The “lack of understanding” of how the body deals with LDIR is the result of ostracizing independent scientists who represent a danger to the nuclear industry and its unhealthy ties to the military, the great protector of the nuclear holy grail. So any “article” dealing with risks of IR can only make sense if accompanied by “background” about the political agenda behind the “peaceful use of nuclear energy”. The Orwellian character of this charade ought to have been clear from the beginning, with the ludicrous slogan “atoms for peace” which demonstrates that exactly the opposite of Allison’s claim is true: not the “anti-nuclear” lobby created “irrational fear” but the very rational fear of ionizing radiation (a life-preserving instinct since we have no sensory receptor) was ridiculed and the immense risks and uncertainties downplayed, to foster acceptance of an insane technology that threatens all life on earth and has caused a global cancer epidemic (among other diseases).

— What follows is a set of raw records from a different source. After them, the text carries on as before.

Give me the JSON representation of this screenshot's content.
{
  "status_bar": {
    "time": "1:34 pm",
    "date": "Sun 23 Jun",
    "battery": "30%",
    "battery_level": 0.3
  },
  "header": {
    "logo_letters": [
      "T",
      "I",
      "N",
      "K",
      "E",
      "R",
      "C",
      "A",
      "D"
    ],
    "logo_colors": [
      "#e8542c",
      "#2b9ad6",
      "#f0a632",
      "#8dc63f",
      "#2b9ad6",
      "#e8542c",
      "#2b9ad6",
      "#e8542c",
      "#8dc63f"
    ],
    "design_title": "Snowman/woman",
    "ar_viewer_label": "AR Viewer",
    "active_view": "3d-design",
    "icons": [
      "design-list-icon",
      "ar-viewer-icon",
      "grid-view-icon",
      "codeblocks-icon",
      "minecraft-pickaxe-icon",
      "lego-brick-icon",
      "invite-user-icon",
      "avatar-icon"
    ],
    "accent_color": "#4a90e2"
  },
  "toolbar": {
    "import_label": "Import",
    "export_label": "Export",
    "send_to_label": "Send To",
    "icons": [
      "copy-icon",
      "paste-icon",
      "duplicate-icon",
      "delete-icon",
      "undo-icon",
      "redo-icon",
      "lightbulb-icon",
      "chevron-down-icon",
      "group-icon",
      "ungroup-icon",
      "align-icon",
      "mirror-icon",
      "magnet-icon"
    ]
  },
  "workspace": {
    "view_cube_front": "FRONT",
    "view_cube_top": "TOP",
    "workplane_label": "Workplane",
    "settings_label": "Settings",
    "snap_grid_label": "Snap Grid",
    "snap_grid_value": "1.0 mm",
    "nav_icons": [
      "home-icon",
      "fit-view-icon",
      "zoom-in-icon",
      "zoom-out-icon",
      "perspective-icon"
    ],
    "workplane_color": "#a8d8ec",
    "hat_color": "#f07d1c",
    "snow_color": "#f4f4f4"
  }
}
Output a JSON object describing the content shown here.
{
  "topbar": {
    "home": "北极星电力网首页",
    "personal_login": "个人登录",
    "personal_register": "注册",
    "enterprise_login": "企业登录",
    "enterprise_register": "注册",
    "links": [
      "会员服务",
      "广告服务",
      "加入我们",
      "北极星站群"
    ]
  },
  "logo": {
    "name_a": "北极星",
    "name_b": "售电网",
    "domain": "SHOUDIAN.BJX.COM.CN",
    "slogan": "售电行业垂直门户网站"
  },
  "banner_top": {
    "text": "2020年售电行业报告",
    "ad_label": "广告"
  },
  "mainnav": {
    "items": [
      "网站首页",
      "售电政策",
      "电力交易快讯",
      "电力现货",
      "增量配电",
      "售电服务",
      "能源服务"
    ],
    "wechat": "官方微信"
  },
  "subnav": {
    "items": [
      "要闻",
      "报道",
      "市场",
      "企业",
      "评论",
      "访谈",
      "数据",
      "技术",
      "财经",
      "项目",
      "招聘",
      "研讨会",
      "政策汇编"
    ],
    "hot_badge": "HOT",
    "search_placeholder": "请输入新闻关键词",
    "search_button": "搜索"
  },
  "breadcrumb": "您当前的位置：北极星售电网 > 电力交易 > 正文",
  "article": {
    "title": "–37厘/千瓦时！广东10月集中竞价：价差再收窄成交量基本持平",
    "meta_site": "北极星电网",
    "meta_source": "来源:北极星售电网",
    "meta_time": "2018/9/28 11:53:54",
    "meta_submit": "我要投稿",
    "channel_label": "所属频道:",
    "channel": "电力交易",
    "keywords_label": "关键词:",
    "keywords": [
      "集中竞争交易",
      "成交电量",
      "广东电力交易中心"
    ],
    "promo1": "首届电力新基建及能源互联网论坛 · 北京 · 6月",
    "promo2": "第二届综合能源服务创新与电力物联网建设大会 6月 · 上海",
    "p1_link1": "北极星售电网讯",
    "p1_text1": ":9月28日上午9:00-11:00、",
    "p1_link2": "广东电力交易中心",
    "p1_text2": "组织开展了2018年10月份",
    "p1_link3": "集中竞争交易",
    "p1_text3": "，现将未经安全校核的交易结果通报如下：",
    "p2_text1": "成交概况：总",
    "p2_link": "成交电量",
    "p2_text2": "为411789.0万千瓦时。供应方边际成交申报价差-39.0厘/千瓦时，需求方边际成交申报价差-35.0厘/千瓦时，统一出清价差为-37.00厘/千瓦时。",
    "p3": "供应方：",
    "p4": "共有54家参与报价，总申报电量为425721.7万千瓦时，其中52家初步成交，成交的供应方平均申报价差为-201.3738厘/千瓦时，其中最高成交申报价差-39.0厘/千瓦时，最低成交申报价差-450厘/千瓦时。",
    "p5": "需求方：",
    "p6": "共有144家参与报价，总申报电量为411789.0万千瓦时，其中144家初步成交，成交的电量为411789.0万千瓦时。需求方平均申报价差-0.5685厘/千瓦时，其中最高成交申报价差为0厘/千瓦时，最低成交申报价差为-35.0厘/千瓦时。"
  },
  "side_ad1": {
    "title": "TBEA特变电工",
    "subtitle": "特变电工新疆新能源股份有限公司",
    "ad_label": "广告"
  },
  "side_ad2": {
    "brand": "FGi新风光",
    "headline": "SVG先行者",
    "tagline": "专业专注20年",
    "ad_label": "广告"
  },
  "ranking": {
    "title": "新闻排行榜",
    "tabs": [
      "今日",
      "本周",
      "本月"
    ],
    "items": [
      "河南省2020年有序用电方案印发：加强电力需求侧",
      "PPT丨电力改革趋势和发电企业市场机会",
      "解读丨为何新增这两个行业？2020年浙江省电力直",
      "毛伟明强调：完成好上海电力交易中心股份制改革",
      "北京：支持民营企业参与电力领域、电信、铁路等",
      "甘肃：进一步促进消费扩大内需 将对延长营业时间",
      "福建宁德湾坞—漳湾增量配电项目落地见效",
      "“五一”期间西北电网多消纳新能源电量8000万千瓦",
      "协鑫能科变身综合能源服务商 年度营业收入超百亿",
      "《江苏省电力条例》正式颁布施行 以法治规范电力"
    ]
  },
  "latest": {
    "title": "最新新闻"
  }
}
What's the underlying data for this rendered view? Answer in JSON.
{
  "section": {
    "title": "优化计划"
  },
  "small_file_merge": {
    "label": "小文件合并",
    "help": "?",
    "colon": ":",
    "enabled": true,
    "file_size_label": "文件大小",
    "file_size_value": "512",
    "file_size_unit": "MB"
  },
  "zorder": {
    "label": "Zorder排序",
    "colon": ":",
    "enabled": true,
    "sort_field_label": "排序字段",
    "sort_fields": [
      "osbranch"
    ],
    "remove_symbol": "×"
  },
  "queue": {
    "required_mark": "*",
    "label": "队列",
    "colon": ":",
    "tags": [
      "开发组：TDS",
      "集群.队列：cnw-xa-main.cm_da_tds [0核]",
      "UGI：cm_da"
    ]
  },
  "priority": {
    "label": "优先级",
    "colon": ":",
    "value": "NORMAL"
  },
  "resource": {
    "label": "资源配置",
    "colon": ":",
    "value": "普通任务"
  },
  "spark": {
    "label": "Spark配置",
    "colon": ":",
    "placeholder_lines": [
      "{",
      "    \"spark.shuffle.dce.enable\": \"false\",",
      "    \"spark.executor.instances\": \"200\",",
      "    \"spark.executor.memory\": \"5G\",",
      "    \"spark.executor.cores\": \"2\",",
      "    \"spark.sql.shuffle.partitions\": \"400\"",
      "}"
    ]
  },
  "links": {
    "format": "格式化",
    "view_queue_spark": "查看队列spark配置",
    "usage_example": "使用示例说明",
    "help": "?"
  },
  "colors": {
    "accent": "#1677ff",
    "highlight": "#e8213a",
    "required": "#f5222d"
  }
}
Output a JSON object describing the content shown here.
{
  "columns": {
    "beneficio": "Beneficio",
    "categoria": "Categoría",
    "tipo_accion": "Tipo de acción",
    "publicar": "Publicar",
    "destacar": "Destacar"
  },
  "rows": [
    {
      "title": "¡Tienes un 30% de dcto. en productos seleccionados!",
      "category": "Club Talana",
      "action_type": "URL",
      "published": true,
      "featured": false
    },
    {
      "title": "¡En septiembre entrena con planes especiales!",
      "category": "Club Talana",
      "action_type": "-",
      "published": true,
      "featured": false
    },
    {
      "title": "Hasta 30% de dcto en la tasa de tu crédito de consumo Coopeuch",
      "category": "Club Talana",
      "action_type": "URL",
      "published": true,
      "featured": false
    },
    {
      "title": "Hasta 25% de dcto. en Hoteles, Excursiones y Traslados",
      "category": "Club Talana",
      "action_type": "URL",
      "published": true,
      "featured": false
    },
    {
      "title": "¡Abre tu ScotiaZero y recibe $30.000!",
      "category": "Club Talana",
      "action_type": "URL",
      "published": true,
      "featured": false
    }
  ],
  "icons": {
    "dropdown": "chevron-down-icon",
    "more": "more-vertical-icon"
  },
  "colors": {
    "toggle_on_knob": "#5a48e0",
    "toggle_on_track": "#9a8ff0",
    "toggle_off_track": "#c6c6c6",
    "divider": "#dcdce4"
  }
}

“Since the second world war, scientists have worked on the basis that there is no dose of radiation so low that it’s not dangerous.”
This is complete BS. A quick look at the historical development of the ICRP model shows that for decades the converse view was taken: Based on the extrapolations from Hiroshima, the accepted wisdom was that below a certain threshold, health risks were negligible. The “acceptable” or “permissible” (maximum) dose had to be adjusted downward again and again as increasing scientific evidence showed that the risks were much higher than originally assumed.
Your reports about genetic engineering are also very uncritical … Political / economic pressure?
The ethical responsibility of the press to inform the public about these controversial scientific issues (affecting many generations to come) is enormous …
Are you up to it with these “reporters” ?
( ….This comment was sent as reply to the guardian’s “coverage” of the dangers of ionizing radiation….)
<<<<to watch the BT video click on the image
P.S. Send Simon Jenkins to Iraq and let him see the deformed babies, the exploding cancer incidence in children, the immense suffering, for himself. The man is a small-minded idiot: the incredibly stupid assertion that “Nobody makes money from downplaying risk” (how about the nuclear industry, eh? – the evidence of a cover-up (just look at the “official” Chernobyl figures) is staring in your face) – while at the same time accusing the “anti-nuclear lobby” of exaggerating risk for personal gain must go down in the history of print as one of the darkest moments of human bias and ignorance …. because people are suffering and dying while Jenkins gets paid for his high bollocks turnout … (remember Asbestos, DDT, PCBs, – wasn’t it all “safe” ..???!!!)
Tell that to her parents… (Fatima has died in the meantime, she was born with two heads ….) What can one say to express the feelings of outrage and grief?
Remember, this is the result of “Operation Iraqi Freedom” …..
 IFJ: “Respect for Truth and for the right of the public to truth is the first duty of the journalist” Is it in reality?